### ASSIGNMENT
Report the count of lines holding "JSON" in the records, with no other words.

### DATA TO USE
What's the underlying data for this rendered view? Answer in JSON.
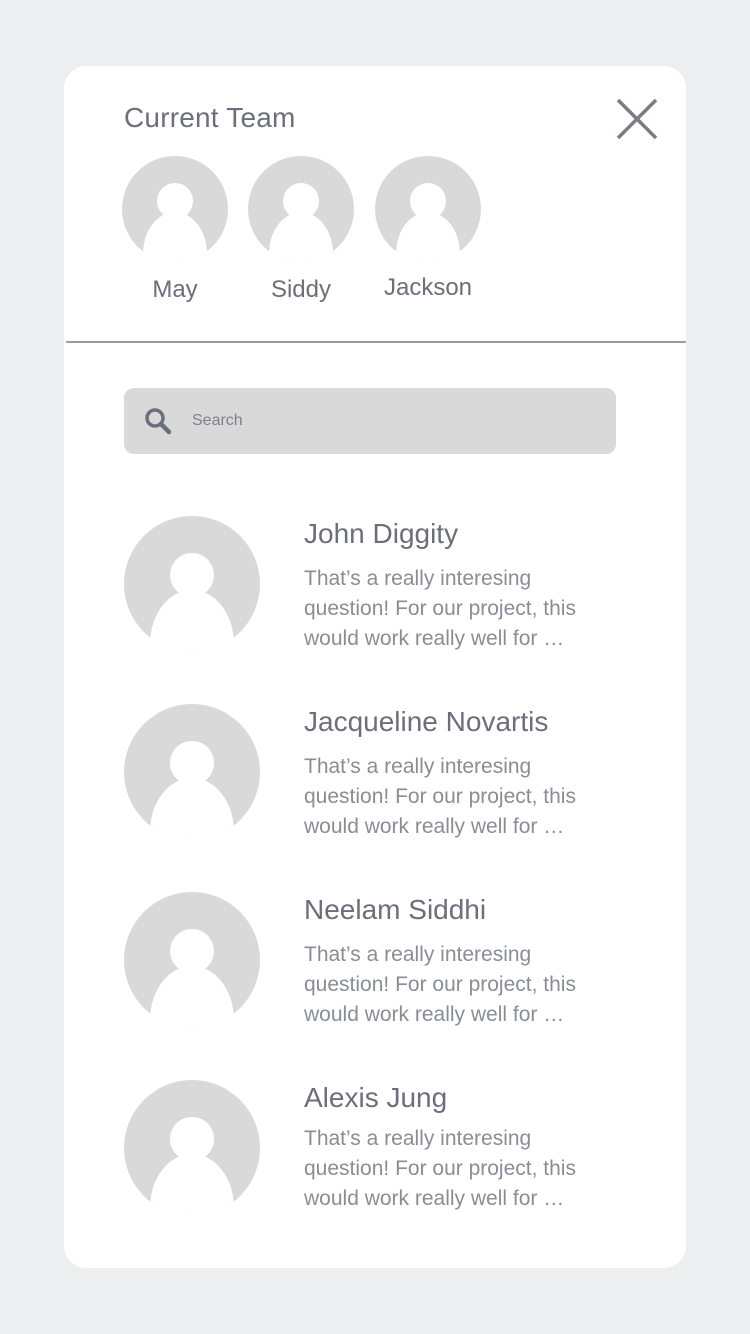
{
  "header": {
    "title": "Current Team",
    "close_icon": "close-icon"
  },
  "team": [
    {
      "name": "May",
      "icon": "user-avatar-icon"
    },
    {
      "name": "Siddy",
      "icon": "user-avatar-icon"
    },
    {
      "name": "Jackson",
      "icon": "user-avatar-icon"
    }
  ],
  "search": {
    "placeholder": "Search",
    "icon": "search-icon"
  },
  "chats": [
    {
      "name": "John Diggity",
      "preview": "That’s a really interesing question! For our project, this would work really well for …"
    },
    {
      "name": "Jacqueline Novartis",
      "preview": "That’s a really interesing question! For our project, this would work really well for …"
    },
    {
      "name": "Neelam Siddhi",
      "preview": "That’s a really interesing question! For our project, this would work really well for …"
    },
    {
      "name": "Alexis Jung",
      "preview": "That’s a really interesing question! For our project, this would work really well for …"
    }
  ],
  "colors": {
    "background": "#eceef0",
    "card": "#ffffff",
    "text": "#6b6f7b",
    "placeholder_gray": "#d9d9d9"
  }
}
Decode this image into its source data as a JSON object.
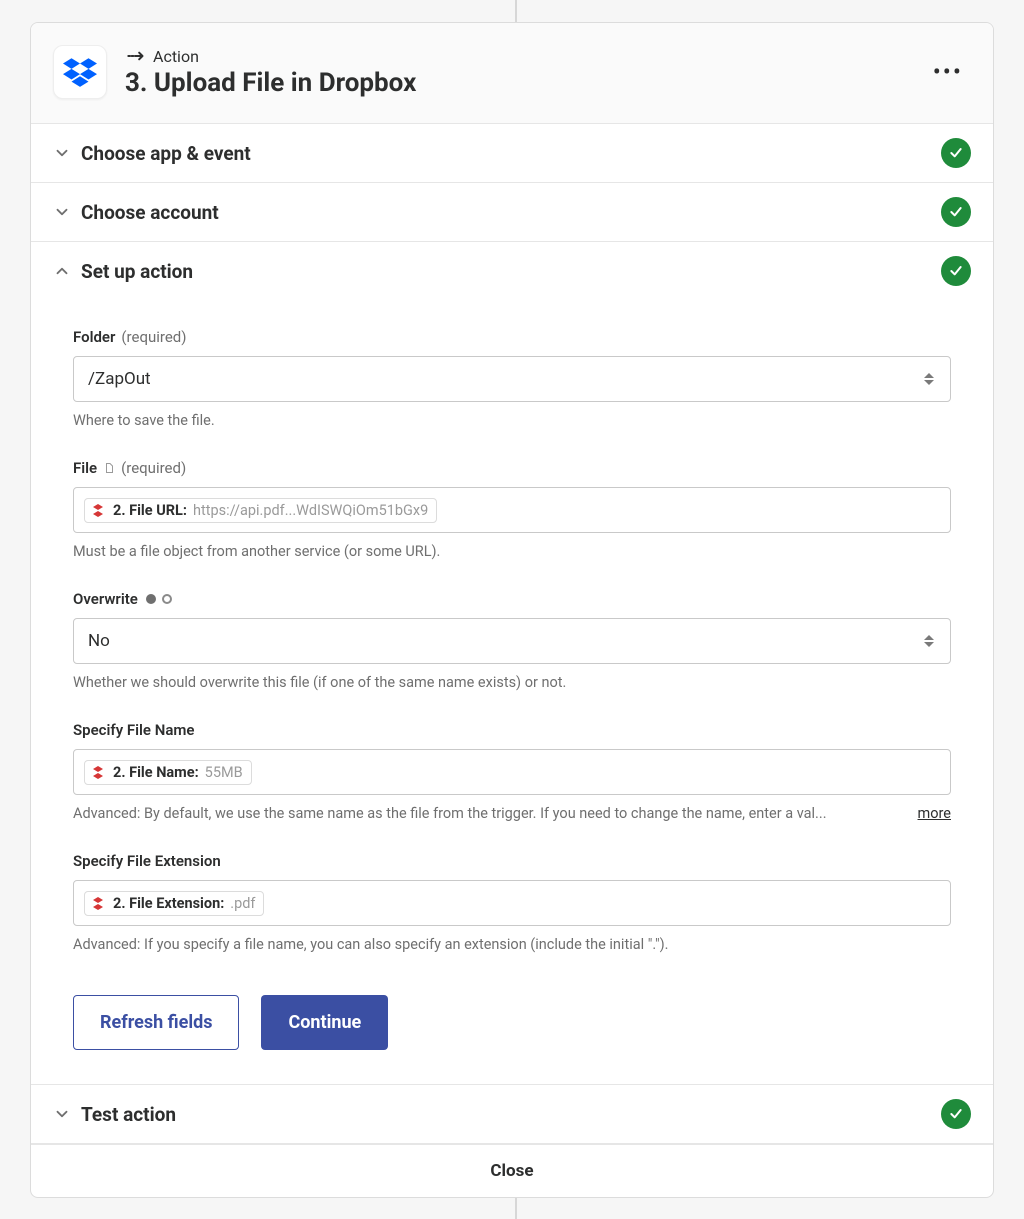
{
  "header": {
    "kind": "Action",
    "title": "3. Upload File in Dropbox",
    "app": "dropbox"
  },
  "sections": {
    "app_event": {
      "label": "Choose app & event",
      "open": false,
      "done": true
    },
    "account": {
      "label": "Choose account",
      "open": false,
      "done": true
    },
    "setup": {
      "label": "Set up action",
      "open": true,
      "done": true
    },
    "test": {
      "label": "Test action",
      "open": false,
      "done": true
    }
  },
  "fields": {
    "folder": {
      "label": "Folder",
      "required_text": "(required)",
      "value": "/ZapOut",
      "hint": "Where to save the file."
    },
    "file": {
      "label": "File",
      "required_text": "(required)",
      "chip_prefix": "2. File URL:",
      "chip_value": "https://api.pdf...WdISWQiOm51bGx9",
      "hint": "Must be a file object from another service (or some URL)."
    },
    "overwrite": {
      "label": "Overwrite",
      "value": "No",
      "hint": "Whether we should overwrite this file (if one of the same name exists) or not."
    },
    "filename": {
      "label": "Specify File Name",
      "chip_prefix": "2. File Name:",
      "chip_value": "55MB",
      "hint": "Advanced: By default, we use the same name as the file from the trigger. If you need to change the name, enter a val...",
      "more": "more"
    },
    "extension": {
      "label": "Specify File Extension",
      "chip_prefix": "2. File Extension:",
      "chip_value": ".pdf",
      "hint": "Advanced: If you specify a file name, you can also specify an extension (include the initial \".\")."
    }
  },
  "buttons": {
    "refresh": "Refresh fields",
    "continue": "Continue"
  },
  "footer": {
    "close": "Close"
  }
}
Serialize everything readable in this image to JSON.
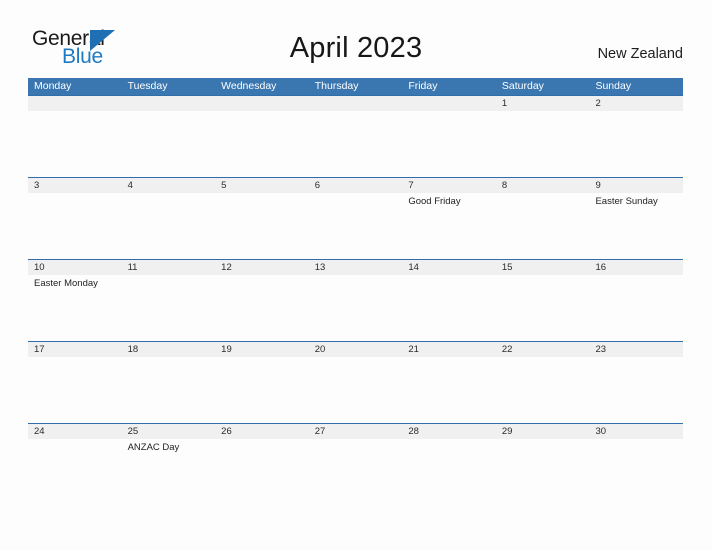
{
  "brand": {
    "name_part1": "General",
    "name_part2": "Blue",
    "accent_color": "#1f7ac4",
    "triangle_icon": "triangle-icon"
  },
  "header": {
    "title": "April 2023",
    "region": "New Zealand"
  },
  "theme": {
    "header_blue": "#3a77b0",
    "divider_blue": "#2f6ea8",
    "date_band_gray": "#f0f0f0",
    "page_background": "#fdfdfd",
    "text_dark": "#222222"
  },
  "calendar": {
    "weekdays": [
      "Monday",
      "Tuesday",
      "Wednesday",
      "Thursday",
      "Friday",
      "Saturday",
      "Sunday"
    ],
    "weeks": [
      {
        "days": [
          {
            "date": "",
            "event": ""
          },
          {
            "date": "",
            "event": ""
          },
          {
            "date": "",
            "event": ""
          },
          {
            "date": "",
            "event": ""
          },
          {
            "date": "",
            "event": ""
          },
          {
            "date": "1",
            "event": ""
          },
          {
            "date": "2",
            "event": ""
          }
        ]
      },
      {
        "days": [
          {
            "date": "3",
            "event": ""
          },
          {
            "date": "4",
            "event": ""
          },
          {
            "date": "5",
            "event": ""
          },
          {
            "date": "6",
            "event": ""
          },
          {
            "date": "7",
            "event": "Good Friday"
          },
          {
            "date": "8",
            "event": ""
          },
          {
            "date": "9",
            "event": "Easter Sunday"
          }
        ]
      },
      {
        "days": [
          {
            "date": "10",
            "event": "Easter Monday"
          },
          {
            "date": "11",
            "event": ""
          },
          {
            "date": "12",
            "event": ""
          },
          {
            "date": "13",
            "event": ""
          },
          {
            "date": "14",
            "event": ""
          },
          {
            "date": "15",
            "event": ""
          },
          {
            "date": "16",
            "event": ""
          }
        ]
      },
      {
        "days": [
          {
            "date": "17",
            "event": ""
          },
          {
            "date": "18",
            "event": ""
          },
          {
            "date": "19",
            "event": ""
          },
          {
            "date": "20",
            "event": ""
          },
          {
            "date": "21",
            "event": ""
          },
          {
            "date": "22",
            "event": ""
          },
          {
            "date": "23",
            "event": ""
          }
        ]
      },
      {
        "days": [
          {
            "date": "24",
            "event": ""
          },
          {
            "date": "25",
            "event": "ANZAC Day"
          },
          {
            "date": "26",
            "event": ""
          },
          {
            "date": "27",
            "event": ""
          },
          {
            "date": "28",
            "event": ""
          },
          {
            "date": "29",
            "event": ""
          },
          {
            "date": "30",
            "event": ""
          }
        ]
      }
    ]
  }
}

### PROBLEM SOLUTION
3